Scan the lines below for the string "Enclosed". Reply with how many match, and no other words.

[Web page and app entries]

^^^^^^^^

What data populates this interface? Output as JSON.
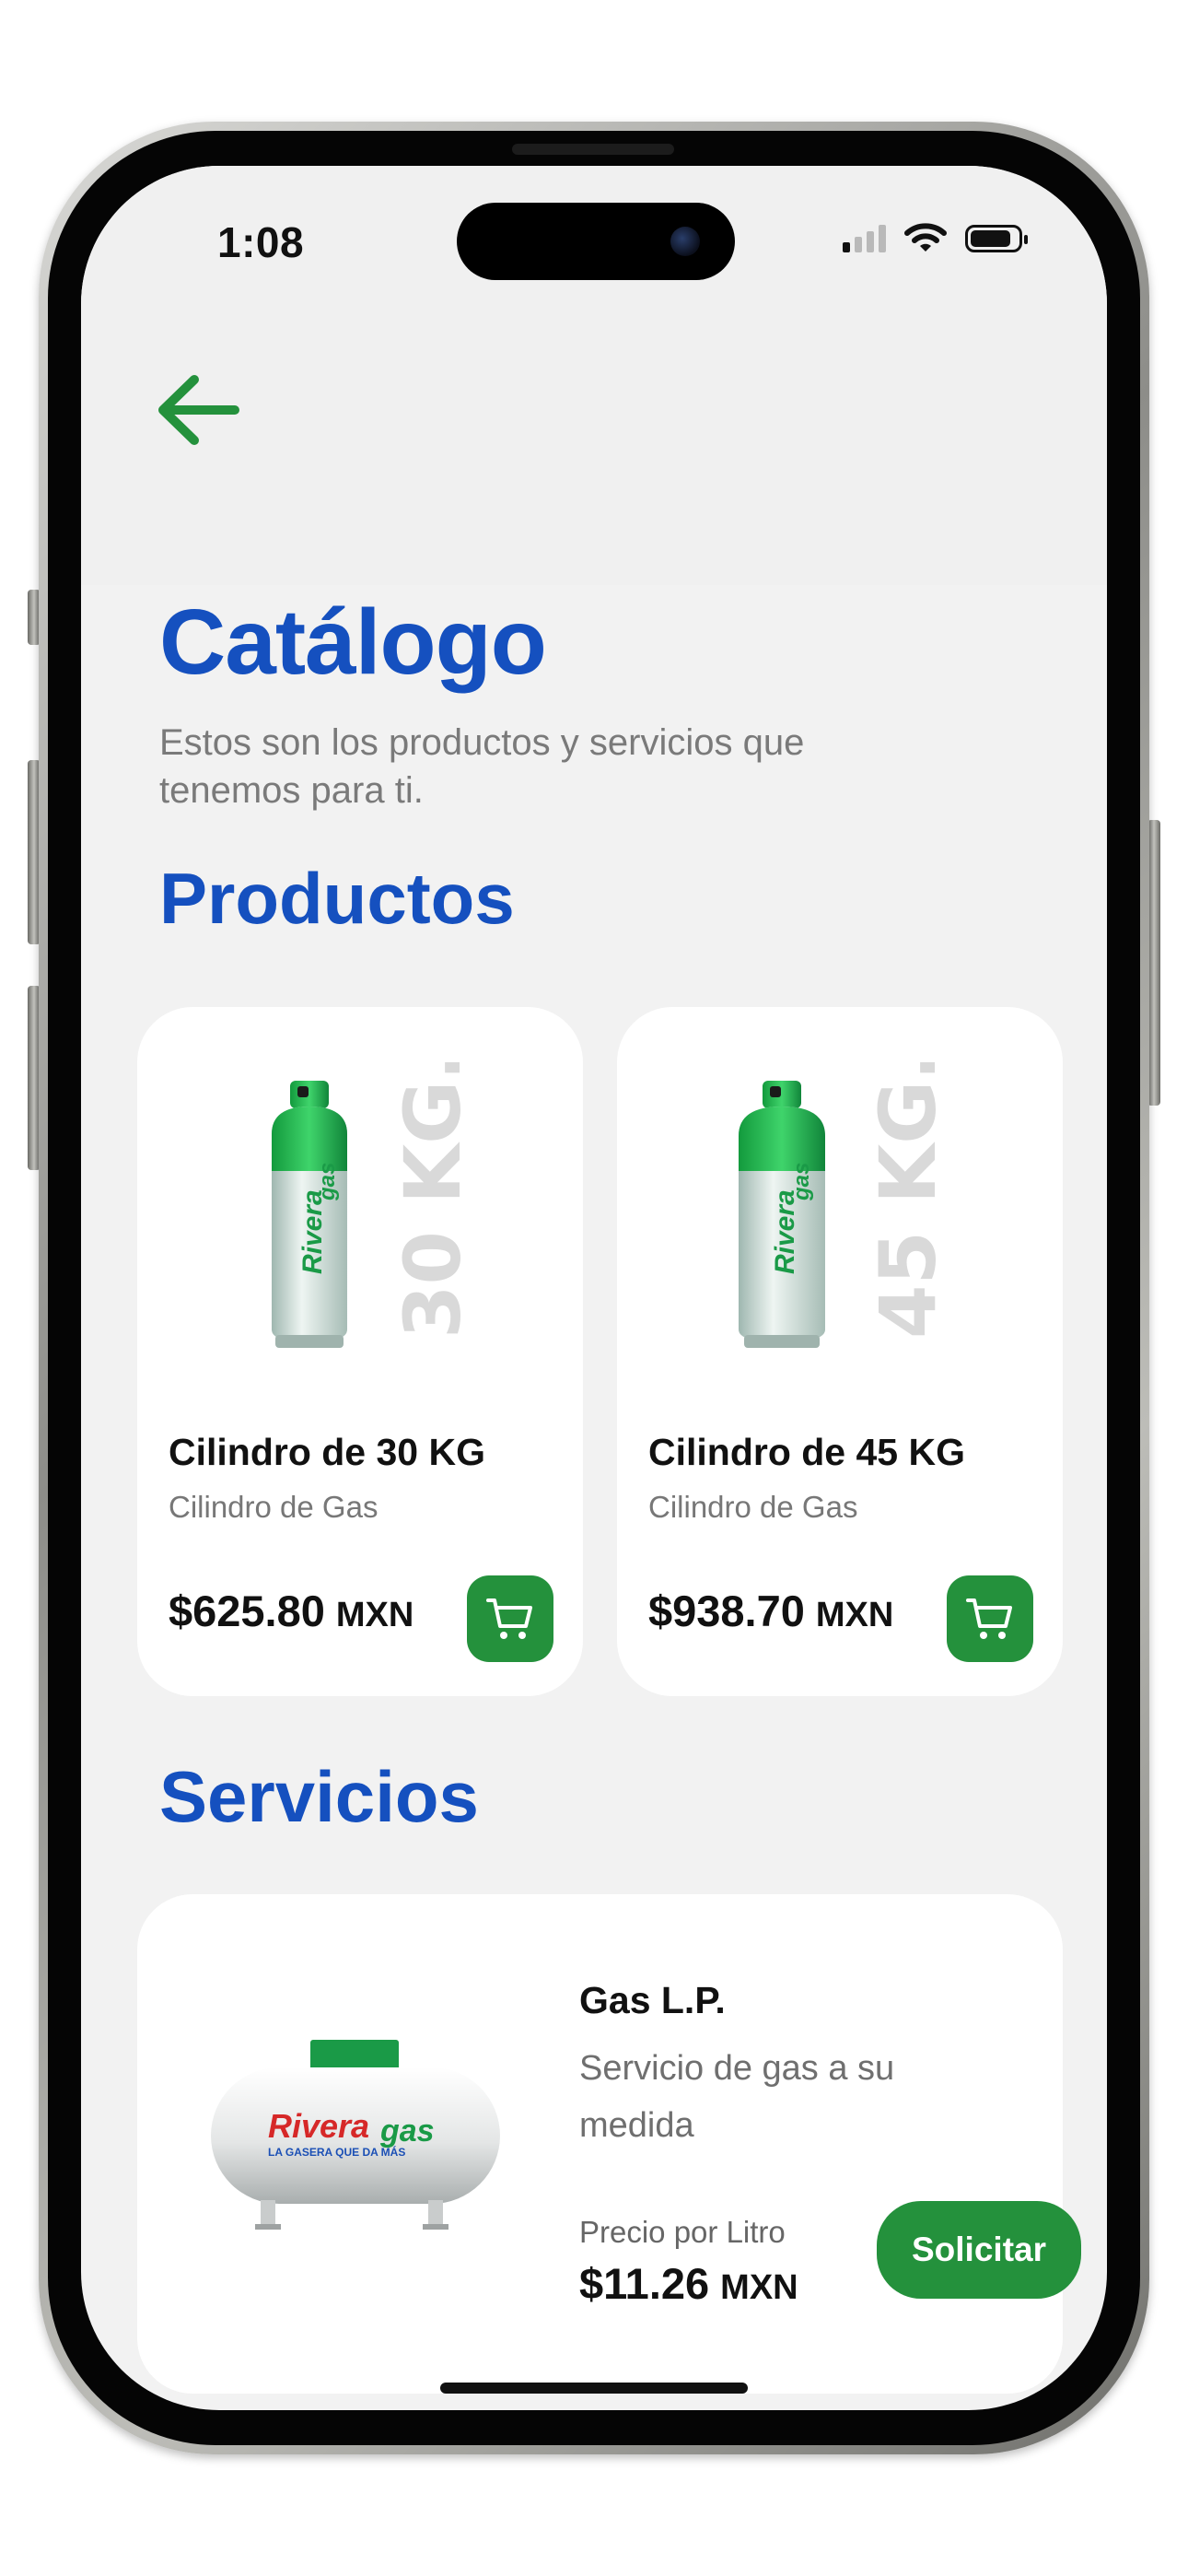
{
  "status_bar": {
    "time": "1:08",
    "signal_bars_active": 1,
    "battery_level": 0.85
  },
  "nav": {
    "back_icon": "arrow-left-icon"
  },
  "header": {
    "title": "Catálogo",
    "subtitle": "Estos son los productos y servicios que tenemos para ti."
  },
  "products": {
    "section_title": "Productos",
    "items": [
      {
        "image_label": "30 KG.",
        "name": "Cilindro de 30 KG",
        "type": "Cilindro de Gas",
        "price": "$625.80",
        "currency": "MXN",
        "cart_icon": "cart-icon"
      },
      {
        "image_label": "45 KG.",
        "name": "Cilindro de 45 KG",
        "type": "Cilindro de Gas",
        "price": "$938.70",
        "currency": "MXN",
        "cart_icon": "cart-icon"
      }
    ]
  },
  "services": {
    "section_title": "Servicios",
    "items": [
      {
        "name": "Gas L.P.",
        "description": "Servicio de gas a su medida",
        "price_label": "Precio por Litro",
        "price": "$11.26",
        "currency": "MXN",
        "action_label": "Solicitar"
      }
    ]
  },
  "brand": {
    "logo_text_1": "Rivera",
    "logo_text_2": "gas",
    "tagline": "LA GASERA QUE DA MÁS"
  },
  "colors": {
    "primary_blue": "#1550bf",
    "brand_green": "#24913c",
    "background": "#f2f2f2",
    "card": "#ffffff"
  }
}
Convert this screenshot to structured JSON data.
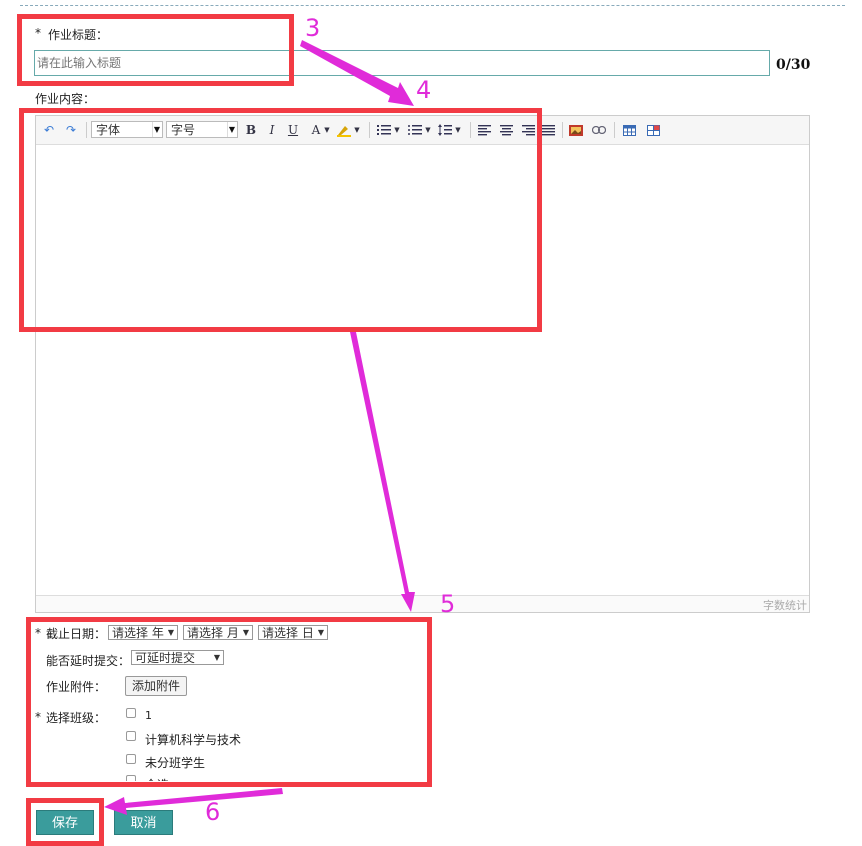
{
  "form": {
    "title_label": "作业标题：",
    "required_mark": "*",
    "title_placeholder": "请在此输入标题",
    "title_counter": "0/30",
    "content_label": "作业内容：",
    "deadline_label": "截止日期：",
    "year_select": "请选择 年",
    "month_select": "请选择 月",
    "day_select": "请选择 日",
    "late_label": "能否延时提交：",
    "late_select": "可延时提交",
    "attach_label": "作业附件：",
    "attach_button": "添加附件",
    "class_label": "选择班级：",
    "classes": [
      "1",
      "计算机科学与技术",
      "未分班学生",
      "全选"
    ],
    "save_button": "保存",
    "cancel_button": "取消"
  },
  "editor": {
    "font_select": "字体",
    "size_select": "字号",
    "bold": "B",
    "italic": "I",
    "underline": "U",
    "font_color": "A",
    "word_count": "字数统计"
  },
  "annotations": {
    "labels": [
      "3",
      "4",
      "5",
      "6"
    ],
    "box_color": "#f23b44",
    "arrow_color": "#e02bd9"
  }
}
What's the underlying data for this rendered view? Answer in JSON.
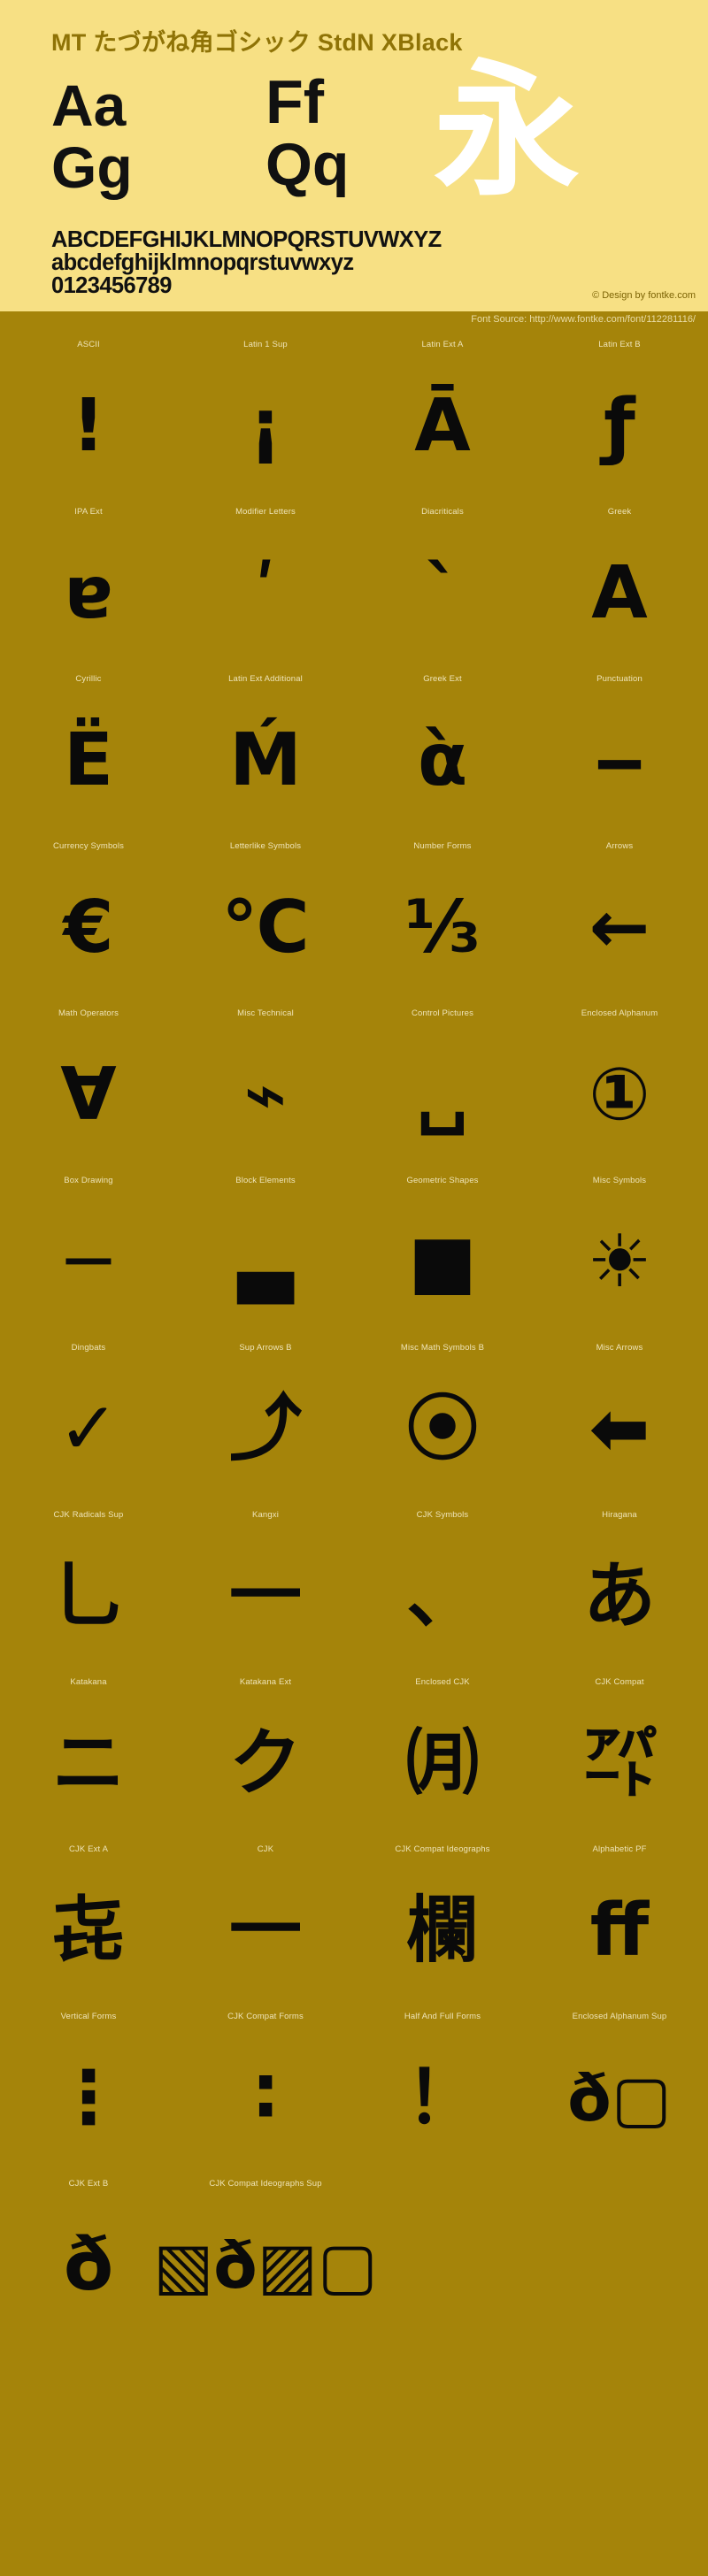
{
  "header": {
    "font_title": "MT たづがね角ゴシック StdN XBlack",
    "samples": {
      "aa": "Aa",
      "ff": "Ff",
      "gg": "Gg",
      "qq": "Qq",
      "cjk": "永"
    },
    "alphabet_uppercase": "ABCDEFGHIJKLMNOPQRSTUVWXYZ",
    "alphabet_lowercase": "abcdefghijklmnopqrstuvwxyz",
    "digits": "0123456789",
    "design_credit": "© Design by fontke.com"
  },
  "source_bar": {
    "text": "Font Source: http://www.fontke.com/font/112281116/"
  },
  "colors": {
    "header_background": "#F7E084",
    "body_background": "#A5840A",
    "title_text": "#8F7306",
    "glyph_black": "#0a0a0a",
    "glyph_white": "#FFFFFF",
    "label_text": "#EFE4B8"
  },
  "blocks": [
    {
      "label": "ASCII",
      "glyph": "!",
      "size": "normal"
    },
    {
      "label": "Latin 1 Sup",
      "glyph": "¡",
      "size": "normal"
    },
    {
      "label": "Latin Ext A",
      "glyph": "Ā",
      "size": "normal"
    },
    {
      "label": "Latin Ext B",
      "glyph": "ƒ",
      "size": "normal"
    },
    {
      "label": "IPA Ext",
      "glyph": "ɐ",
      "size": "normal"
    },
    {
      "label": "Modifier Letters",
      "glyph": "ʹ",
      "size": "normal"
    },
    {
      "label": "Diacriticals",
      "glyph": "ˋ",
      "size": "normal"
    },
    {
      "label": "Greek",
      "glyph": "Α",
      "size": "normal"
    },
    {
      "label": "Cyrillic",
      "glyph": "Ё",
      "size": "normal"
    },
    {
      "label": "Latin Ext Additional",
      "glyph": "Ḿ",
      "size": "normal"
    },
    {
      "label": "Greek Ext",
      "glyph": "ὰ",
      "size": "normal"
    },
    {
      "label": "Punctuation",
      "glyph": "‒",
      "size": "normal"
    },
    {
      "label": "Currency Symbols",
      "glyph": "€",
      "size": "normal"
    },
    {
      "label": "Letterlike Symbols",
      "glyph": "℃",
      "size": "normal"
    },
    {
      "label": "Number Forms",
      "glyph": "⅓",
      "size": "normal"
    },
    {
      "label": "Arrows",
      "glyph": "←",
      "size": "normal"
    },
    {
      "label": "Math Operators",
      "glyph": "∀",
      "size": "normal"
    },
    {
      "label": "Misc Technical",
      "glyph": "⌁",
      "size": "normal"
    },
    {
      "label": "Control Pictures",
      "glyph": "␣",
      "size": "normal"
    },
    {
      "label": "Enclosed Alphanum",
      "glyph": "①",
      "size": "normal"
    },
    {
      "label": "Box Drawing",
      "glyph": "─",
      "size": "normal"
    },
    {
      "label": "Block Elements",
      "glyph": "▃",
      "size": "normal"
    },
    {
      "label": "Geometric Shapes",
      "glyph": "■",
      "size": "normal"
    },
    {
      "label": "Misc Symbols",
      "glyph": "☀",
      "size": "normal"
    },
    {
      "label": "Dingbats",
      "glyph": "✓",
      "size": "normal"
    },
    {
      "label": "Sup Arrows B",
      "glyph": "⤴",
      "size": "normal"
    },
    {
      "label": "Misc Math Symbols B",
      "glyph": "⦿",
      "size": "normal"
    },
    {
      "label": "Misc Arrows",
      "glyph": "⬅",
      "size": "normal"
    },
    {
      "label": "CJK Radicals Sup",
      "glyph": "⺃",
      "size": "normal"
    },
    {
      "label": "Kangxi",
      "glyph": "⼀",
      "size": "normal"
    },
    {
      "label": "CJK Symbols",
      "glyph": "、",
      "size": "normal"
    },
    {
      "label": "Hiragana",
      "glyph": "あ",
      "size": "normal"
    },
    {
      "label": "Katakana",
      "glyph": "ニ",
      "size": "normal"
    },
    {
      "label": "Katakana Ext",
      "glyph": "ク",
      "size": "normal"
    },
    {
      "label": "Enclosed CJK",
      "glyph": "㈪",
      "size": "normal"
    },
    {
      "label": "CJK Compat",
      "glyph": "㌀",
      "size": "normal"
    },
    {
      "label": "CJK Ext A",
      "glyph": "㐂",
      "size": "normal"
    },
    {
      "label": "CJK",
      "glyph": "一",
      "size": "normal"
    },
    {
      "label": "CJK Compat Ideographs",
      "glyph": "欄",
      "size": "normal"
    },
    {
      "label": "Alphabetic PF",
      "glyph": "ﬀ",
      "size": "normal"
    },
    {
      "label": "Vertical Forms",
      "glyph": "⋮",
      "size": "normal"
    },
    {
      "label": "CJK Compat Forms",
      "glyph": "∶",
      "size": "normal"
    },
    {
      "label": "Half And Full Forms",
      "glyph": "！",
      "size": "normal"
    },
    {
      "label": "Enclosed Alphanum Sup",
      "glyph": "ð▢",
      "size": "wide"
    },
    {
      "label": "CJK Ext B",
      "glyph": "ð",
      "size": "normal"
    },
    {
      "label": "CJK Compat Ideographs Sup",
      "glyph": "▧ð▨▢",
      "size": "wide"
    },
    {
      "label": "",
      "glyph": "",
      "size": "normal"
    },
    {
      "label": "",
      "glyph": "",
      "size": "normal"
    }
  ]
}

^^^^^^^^

# Solution for this problem
3